The Recession on Television

James Poniewozik points out that, because of how television production works, the economy characters have to work with in television shows will always lag behind where we actually are:

Does TV have some sort of agenda to talk down the economy? Do programmers realize that average Americans are hurting far more than the statistics and positive spin might make it show? The truth, if you follow the TV business, is neither so nefarious nor profound. Whenever TV chases social trends and zeitgeist plots, there’s a lag time. It takes months or even years to develop scripted shows, and often by the time TV jumps on a trend in the headlines, the headlines have changed. Just as it was quite a while before primetime shows addressed the aftermath of the 2008 financial collapse, you’d have to expect it to be a while before they reflected any recovery. (Just look at the recent Work It, thankfully no longer with us, in which two guys dressed in drag to get jobs to play off the already-dated “mancession” trend.)

Though I also suspect that any recovery and boom—if and when there is one—will have to be well along before primetime TV is willing to acknowledge it. TV networks want a great economy to sell ads in, but TV writers probably like working with the assumption that it’s tough out there—not for propaganda reasons but dramatic ones. Hard economic times create conflict. They provide stakes, and they supply motivation. TV thrives on characters with challenges in extreme situations, and a recession provides a perfect reason to have characters go to extremes to put food on the table.

I’d argue, though, that the current crop of recession shows hasn’t actually confronted the economy particularly head-on for the source of drama.
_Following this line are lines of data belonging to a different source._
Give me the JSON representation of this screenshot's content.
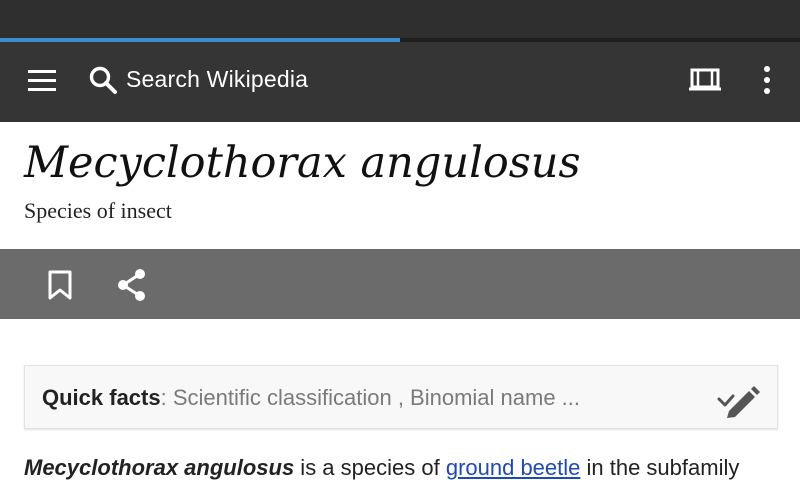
{
  "toolbar": {
    "search_placeholder": "Search Wikipedia",
    "load_progress": 0.5
  },
  "article": {
    "title": "Mecyclothorax angulosus",
    "description": "Species of insect"
  },
  "quick_facts": {
    "label": "Quick facts",
    "separator": ": ",
    "summary": "Scientific classification , Binomial name ..."
  },
  "body": {
    "intro_bold": "Mecyclothorax angulosus",
    "text_1": " is a species of ",
    "link_1": "ground beetle",
    "text_2": " in the subfamily"
  },
  "colors": {
    "app_bar": "#353535",
    "progress": "#3d8ccc",
    "action_bar": "#6b6b6b",
    "link": "#1e4ab8"
  },
  "icons": [
    "hamburger-menu-icon",
    "search-icon",
    "reading-list-icon",
    "overflow-menu-icon",
    "bookmark-icon",
    "share-icon",
    "expand-pencil-icon"
  ]
}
The use of Ponzi schemers rather than investment bankers is a perfect example of this. Television’s littered with Madoff-like Ponzi schemers from 2 Broke Girls, to Revenge, to Don’t Trust The Bitch in Apartment 23 all out of proportion to the actual number of Ponzi schemes operating and the damage they did. Outright fraudsters may be sexy and dramatic, but they’re not actually the reason the economy ended up in a recession.

Explaining what did happen is a much more complicated process, something that many shows don’t seem particularly interested in tackling. But there are other ways to get at the long-term changes in the economy that are going to affect characters and constrain their choices for years. Both 30 Rock and 2 Broke Girls have alluded to student loans their characters carry—Liz, when interviewing with a co-op board explains of her loan that “It is outstanding,” and Max labors in service to her debt rather than their future. But rather than shaping their decisions. In both shows, the loans show up briefly and then disappear—Liz talks to Jack about wiping out her debt and saving for retirement, and Max and Caroline pay off Caroline’s debt with a party. In neither show is debt the long-term problem it is in real life. Similarly, we haven’t had a lot of programing that addresses the lack of retirement security: there’s a generation of workers who are going to have to keep working much longer than they anticipated, and there’s drama in that, even if it’s not of the “what desperate act will I take to put food on the table this week” variety. It’s true America may be going to work. But that doesn’t mean that we’ll suddenly stop bearing the consequences of long-term changes in our economy that were under way before the recession started and will have consequences long after it’s over.